“The federal stimulus package has not helped construction that much,” said Tom Fisher, president and business manager of the Wisconsin Laborers’ District Council. “It’s not what we expected at all.”
The federal government Thursday will make public the mandatory stimulus reports on job creation and retention from states. Gov. Jim Doyle on Tuesday announced Wisconsin’s report, saying that about 6,100 of the jobs created or saved by stimulus money were those tied to such government services as teaching, law enforcement and firefighting.
Money for construction workers is available — the report includes 221 stimulus-financed Wisconsin Department of Transportation highway projects alone — but little of the money has made it to the state, so little construction work has begun.
The state’s Office of Energy Independence, for example, reported it is due to take in $73.3 million in federal stimulus money for energy-related construction and renovation projects and programs. To date, not one job has been created from that money, according to the stimulus report.
The same lack of job creation is true, according to the report, for the Wisconsin Department of Natural Resources’ clean water grants program, which will get $105.9 million in stimulus money for clean water-related projects.
Dan Olson, a member of the DNR’s environmental improvement budget staff, said projects that will be reimbursed with the federal money could start by year end. He also said some projects that will be reimbursed with the stimulus money might be under way, but the department has no way of measuring how many jobs are created.
Calls to the Office of Energy Independence and the Office of Recovery and Reinvestment were not returned before deadline Tuesday.
For many construction workers still waiting, Fisher said, the promise of stimulus money to come offers less comfort than it once did.
“I remember when the question was whether we’d have enough people to fill all these jobs that were going to be available,” he said. “It’s not been an issue thus far. I’ve got a lot of members closing shop for the year already, and it’s only October.”
State Sen. Luther Olsen, R-Ripon, said the reported 8,284 jobs created sounds “anemic.” He said stimulus spending is failing to stimulate the building industry.
“I think we’re going to find out later that even the jobs that we did get didn’t spin off the other jobs people were hoping for,” he said. “Everybody remembers the days of the Hoover Dam and all the people that were employed by those projects, but it’s a different world we live in now.
“If you’re laid off, I don’t think the numbers we have are a lot of hope.”
Fisher said the stimulus-backed construction work has not yet revived the private sector, and, even if more work is in the pipeline, unemployed workers are short on time.
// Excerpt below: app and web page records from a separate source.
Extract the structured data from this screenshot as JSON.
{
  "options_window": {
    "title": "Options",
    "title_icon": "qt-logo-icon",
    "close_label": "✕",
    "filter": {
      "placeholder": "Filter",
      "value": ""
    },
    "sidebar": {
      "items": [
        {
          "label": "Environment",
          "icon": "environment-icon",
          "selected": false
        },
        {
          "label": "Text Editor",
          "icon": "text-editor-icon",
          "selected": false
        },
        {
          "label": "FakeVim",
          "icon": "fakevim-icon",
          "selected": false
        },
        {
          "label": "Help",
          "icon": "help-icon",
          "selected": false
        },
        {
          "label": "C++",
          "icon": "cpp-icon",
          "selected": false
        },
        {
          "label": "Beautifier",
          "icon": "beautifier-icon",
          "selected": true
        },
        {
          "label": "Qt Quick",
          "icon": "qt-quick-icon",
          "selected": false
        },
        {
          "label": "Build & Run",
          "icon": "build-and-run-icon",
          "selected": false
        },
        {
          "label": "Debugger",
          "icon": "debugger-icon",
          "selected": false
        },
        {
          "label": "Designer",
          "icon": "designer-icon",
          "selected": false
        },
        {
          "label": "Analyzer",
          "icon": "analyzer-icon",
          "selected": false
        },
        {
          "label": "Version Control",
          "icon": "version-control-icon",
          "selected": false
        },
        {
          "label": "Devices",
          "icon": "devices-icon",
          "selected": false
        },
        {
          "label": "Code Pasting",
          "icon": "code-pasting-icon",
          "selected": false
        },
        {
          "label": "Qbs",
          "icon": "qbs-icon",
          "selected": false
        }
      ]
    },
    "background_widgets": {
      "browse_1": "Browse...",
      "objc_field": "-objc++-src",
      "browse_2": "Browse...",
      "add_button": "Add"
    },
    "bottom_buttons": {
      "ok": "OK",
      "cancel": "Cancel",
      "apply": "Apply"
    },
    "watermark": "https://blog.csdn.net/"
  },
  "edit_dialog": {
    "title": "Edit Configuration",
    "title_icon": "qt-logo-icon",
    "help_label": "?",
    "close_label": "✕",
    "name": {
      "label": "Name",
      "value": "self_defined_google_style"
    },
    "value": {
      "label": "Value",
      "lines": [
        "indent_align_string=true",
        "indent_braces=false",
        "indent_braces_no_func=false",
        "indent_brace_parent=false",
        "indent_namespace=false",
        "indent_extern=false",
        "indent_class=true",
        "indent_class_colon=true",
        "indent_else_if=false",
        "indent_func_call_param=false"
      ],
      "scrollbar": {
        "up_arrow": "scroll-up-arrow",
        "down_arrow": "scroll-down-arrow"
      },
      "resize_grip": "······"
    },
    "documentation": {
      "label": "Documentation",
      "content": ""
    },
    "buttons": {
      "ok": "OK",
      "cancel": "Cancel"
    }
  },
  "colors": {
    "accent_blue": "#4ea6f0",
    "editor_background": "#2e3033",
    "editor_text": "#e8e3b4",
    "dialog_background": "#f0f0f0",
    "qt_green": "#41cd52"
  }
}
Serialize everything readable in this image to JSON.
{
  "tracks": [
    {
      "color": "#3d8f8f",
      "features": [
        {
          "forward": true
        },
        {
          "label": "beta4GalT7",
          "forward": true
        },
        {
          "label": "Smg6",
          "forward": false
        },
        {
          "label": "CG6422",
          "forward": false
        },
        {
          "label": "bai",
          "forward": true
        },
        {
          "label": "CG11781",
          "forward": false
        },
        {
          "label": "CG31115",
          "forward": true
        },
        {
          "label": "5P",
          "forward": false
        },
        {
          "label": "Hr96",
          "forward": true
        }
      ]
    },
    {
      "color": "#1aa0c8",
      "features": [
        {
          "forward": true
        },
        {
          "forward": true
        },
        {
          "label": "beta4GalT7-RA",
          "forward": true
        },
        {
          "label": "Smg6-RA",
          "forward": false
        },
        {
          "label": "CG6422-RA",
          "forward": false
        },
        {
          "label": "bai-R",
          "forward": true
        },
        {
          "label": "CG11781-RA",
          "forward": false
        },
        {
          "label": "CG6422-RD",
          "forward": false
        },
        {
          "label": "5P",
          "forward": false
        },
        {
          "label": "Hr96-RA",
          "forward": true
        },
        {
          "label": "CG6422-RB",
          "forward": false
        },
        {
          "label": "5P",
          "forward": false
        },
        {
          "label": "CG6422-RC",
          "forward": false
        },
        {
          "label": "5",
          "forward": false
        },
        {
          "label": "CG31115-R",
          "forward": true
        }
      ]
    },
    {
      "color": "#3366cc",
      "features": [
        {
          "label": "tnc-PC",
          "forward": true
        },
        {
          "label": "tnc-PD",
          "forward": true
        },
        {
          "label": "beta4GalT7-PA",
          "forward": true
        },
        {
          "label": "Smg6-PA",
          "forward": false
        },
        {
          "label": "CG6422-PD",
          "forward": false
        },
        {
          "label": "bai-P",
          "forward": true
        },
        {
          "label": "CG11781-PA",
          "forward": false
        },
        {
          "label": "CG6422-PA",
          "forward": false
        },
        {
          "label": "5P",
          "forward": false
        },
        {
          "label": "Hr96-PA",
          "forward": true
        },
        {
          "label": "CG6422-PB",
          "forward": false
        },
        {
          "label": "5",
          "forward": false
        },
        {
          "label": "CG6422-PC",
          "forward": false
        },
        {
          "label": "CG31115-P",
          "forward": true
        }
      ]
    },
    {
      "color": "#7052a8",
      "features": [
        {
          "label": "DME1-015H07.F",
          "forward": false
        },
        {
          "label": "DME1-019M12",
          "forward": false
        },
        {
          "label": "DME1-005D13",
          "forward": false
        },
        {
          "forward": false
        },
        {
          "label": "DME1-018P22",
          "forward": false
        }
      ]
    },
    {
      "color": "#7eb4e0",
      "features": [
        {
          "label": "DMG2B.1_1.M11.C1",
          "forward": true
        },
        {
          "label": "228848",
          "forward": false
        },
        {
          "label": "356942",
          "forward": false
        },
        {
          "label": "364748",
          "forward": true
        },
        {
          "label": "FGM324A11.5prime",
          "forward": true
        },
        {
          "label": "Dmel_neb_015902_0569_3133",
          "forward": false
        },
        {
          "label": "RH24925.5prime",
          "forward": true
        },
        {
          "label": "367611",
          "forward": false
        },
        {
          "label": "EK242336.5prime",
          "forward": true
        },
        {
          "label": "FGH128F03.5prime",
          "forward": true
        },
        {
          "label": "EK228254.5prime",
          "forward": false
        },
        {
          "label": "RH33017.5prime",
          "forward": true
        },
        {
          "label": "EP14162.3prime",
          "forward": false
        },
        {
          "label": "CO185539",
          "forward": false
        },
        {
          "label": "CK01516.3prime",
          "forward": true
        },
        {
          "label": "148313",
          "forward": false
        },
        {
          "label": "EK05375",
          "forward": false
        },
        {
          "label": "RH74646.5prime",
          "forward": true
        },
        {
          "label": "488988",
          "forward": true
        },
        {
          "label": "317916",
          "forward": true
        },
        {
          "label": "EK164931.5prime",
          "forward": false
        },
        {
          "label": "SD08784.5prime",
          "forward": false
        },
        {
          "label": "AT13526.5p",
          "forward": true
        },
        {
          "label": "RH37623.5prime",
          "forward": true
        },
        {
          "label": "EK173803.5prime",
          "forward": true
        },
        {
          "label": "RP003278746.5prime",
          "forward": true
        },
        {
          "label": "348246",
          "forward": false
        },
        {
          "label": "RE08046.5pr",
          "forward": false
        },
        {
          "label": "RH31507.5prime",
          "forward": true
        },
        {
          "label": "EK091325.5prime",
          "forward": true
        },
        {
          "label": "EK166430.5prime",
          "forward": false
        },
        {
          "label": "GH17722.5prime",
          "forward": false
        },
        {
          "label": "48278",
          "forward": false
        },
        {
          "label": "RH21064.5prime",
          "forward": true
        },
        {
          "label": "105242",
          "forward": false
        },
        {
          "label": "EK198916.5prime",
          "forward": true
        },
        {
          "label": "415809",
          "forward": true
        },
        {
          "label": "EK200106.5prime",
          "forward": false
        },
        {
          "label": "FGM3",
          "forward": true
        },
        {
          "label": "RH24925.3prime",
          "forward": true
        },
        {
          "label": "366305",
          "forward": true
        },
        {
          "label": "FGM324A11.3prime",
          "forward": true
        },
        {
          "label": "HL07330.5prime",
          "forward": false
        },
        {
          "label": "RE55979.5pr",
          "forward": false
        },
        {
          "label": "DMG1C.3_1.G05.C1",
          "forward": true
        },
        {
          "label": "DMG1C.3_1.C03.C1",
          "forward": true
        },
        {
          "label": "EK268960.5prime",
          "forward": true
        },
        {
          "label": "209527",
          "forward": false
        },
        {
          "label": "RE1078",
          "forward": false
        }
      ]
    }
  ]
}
“I’ve got a lot of members running out of unemployment benefits,” he said. “If it’s always a matter of tomorrow, that’s tough, because families not working today are the ones losing homes.”